DES MOINES, Iowa - Big issues, both in Iowa and across the country were on the minds of people at a conference in Des Moines.
The Annual Governor's Conference on LGBTQ Youth is designed to give students support and resources to help them face challenges in their lives.
What students hoped to take from the conference depends on who you ask.
"I hoped to hear about other people's experiences because at our school, only so many people are out. Here, the majority of people are out or coming out,” said Jadyn Brockway, an 8th grade student in Johnston.
One thing every student had in common is the things they have seen in their schools.
"I was the weird smart kid. Growing up, yeah, there was a little bit of bullying,” said Nick Miller, a sophomore at North Polk High School.
"People in the hallways will discriminate, say slurs, and just be pure hateful,” said Brockway.
Bullying and how to stand up to it was a focus at the conference. It's also an issue being addressed under the gold dome.
"Senate File 345 which is the “bully bill” does something really important, which is the bully prevention work group that would be formed,” said Nate Monson, executive director of Iowa Safe Schools.
While bullying legislation remains on the table in Iowa, a keynote speaker who has had ties to both Republicans and Democrats addressed key issues in other states.
Jimmy LaSalvia is an openly gay former GOP activist who left the party a year ago claiming some members were not open to change in America.
"America today includes gay people,” said LaSalvia.
Just this week, the governors of Indiana and Arkansas signed religious freedom legislation that created uproar across the county.
LaSalvia says he was relieved to see people fight back.
"It's very hard for the anti-gay crowd to make an argument that they shouldn't be discriminated against because of their religious beliefs when they have made the argument for decades that gay people shouldn't be protected from discrimination,” LaSalvia told Channel 13 News.
Ten years ago, the conference started with just a couple hundred students, but has grown to more than 1,000 with kids coming from all over the Midwest.

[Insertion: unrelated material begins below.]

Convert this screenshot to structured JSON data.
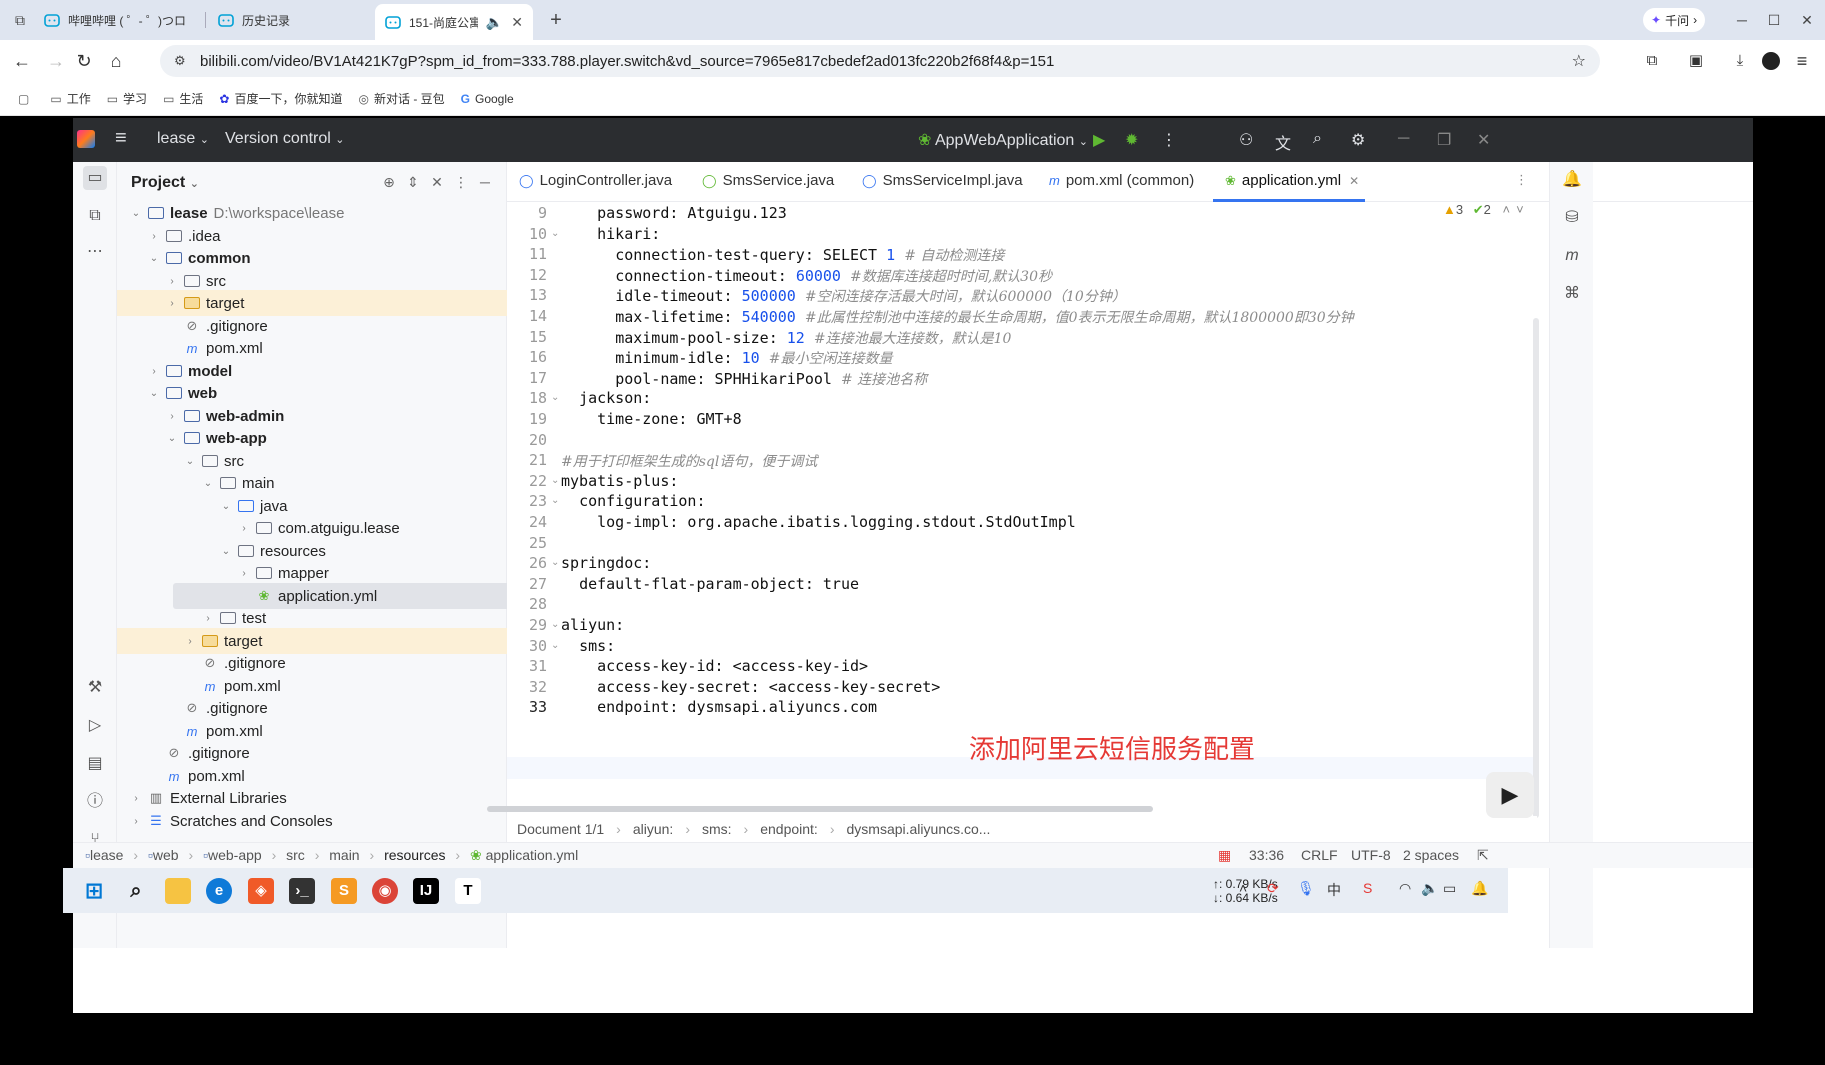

All 1,000 kids appeared in a "selfie" that organizers sent to Democrat and Republican members of the Iowa House of Representatives.
The House is currently taking up the bullying bill that the senate passed earlier this week.